## Brief
Without altering anything, repeat each of the records.

## Entries shown

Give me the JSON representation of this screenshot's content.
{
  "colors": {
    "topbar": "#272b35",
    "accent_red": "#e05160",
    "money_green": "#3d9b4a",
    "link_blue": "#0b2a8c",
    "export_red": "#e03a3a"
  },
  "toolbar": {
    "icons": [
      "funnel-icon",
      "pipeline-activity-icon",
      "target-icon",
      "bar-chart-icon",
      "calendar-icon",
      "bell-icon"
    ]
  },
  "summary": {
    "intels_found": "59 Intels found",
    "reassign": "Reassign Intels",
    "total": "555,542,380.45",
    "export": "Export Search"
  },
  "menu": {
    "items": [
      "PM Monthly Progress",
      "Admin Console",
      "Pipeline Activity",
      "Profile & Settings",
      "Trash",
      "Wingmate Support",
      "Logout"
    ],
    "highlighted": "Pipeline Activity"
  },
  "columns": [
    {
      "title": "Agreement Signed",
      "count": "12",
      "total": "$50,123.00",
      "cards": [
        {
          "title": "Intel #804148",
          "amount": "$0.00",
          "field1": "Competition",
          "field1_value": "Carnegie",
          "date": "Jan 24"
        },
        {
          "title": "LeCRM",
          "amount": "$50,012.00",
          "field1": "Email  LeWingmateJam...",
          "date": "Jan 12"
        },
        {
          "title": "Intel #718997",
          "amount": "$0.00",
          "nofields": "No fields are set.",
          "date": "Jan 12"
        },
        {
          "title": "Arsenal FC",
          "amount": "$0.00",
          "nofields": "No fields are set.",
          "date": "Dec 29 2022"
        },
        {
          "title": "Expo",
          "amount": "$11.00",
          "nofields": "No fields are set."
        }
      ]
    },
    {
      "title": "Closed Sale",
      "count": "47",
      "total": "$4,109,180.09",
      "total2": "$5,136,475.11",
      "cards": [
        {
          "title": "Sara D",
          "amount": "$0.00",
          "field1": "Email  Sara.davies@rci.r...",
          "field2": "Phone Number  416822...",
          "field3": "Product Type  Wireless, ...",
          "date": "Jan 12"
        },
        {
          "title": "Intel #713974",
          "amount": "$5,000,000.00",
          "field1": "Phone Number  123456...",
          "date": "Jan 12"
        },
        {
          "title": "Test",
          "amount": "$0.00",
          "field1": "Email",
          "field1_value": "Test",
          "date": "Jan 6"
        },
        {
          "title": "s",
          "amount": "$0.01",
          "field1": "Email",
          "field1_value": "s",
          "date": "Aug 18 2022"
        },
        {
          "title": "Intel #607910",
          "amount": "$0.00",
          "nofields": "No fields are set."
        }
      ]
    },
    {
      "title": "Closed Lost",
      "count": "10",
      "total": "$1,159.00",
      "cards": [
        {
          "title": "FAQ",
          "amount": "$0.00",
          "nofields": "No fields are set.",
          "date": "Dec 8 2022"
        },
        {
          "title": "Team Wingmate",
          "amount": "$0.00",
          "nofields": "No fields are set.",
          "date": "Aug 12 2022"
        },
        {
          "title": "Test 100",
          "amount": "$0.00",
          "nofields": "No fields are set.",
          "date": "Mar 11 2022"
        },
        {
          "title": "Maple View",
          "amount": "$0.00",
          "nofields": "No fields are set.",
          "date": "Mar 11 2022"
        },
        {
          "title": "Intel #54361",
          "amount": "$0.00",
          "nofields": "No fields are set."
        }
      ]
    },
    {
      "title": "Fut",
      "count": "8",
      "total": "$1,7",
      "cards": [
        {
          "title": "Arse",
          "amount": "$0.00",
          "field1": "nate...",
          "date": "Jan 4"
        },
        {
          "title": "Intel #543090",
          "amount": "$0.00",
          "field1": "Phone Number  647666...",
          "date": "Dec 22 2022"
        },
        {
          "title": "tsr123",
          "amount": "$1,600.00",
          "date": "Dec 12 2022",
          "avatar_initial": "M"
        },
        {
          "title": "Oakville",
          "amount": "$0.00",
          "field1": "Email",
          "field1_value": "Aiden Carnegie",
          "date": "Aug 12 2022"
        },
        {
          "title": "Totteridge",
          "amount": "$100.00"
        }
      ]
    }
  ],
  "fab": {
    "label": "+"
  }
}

## Answer to this task
Give me the JSON representation of this screenshot's content.
{
  "colors": {
    "topbar": "#272b35",
    "accent_red": "#e05160",
    "money_green": "#3d9b4a",
    "link_blue": "#0b2a8c",
    "export_red": "#e03a3a"
  },
  "toolbar": {
    "icons": [
      "funnel-icon",
      "pipeline-activity-icon",
      "target-icon",
      "bar-chart-icon",
      "calendar-icon",
      "bell-icon"
    ]
  },
  "summary": {
    "intels_found": "59 Intels found",
    "reassign": "Reassign Intels",
    "total": "555,542,380.45",
    "export": "Export Search"
  },
  "menu": {
    "items": [
      "PM Monthly Progress",
      "Admin Console",
      "Pipeline Activity",
      "Profile & Settings",
      "Trash",
      "Wingmate Support",
      "Logout"
    ],
    "highlighted": "Pipeline Activity"
  },
  "columns": [
    {
      "title": "Agreement Signed",
      "count": "12",
      "total": "$50,123.00",
      "cards": [
        {
          "title": "Intel #804148",
          "amount": "$0.00",
          "field1": "Competition",
          "field1_value": "Carnegie",
          "date": "Jan 24"
        },
        {
          "title": "LeCRM",
          "amount": "$50,012.00",
          "field1": "Email  LeWingmateJam...",
          "date": "Jan 12"
        },
        {
          "title": "Intel #718997",
          "amount": "$0.00",
          "nofields": "No fields are set.",
          "date": "Jan 12"
        },
        {
          "title": "Arsenal FC",
          "amount": "$0.00",
          "nofields": "No fields are set.",
          "date": "Dec 29 2022"
        },
        {
          "title": "Expo",
          "amount": "$11.00",
          "nofields": "No fields are set."
        }
      ]
    },
    {
      "title": "Closed Sale",
      "count": "47",
      "total": "$4,109,180.09",
      "total2": "$5,136,475.11",
      "cards": [
        {
          "title": "Sara D",
          "amount": "$0.00",
          "field1": "Email  Sara.davies@rci.r...",
          "field2": "Phone Number  416822...",
          "field3": "Product Type  Wireless, ...",
          "date": "Jan 12"
        },
        {
          "title": "Intel #713974",
          "amount": "$5,000,000.00",
          "field1": "Phone Number  123456...",
          "date": "Jan 12"
        },
        {
          "title": "Test",
          "amount": "$0.00",
          "field1": "Email",
          "field1_value": "Test",
          "date": "Jan 6"
        },
        {
          "title": "s",
          "amount": "$0.01",
          "field1": "Email",
          "field1_value": "s",
          "date": "Aug 18 2022"
        },
        {
          "title": "Intel #607910",
          "amount": "$0.00",
          "nofields": "No fields are set."
        }
      ]
    },
    {
      "title": "Closed Lost",
      "count": "10",
      "total": "$1,159.00",
      "cards": [
        {
          "title": "FAQ",
          "amount": "$0.00",
          "nofields": "No fields are set.",
          "date": "Dec 8 2022"
        },
        {
          "title": "Team Wingmate",
          "amount": "$0.00",
          "nofields": "No fields are set.",
          "date": "Aug 12 2022"
        },
        {
          "title": "Test 100",
          "amount": "$0.00",
          "nofields": "No fields are set.",
          "date": "Mar 11 2022"
        },
        {
          "title": "Maple View",
          "amount": "$0.00",
          "nofields": "No fields are set.",
          "date": "Mar 11 2022"
        },
        {
          "title": "Intel #54361",
          "amount": "$0.00",
          "nofields": "No fields are set."
        }
      ]
    },
    {
      "title": "Fut",
      "count": "8",
      "total": "$1,7",
      "cards": [
        {
          "title": "Arse",
          "amount": "$0.00",
          "field1": "nate...",
          "date": "Jan 4"
        },
        {
          "title": "Intel #543090",
          "amount": "$0.00",
          "field1": "Phone Number  647666...",
          "date": "Dec 22 2022"
        },
        {
          "title": "tsr123",
          "amount": "$1,600.00",
          "date": "Dec 12 2022",
          "avatar_initial": "M"
        },
        {
          "title": "Oakville",
          "amount": "$0.00",
          "field1": "Email",
          "field1_value": "Aiden Carnegie",
          "date": "Aug 12 2022"
        },
        {
          "title": "Totteridge",
          "amount": "$100.00"
        }
      ]
    }
  ],
  "fab": {
    "label": "+"
  }
}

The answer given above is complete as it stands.